Laurence scrubbed his hands over his face and sighed. He was tired of this human skin. No- he was sick of this feeling, even if a part of him wanted it to never go away.
Adelle turned to look back at him, a curiously blank expression on her face.
"I'm going to change things."
"There's nothing in any future that could change this." She told him.
She. It. Just a face he used to know. Wanted to again.
Laurence resisted the urge to reach out and touch her.
"I'm not talking about changing things, I'm saying I'm making it different so it can be different."
"You can't change the past," she reminded him.
"No. But I know someone who can."
She wasn't coming back, but he could make sure she never left. He didn't want what ifs, he wanted possibilities.
"What would be the point?"
"You'd know the answer to that again." Laurence sounded more convinced than he felt.
"Did I ever?"
"No," he conceded. "But you knew it was important to ask."
There was a long pause, filled in by the sound of the waves. He had found her out here yesterday, and she had decided that she liked him.
Why? He'd asked, it's not like you can see the future.

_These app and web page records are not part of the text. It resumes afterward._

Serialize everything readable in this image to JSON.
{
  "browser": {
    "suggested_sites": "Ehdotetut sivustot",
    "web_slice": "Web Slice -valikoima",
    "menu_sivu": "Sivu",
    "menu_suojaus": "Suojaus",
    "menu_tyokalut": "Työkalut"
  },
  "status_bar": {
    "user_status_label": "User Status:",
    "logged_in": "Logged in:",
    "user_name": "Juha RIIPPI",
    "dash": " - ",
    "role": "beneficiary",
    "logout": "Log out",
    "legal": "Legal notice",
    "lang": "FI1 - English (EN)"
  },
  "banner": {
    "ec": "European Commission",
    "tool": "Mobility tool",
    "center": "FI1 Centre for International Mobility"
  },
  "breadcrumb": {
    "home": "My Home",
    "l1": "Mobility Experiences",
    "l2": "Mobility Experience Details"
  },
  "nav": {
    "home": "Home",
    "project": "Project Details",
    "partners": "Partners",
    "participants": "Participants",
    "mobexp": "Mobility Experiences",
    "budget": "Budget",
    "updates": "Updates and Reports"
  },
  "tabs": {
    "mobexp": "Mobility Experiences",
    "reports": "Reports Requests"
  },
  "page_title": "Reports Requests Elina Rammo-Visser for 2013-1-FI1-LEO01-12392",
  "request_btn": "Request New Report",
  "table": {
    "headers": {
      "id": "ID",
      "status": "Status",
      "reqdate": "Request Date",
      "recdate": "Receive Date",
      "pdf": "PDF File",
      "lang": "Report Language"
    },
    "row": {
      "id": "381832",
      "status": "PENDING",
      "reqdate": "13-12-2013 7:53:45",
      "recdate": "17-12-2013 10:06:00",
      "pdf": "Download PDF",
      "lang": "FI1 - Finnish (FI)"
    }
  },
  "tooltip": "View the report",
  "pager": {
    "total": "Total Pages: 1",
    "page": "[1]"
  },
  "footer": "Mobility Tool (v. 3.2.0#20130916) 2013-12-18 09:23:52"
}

Maybe I'm planning to kill you.
Laurence, no one can see the future. That's what makes life interesting.
His mind wandered back to the present in time to hear her question.
"Do you ever wonder how we got here?"
He never took his eyes away from the water, though he could picture her face in his mind. At nineteen, Adelle wore her hair short, just coming to her chin. There was a spark behind her eyes that only youth could supply, though she definitely carried the shape of a grown woman. Her lips held a soft curve, as if she were always just barely holding back a smile. With this question, her head would tilt to the side, causing hair to fall over her face. She wouldn't notice, eyes too focused on finding an answer.
Laurence tightened his grip on her hand.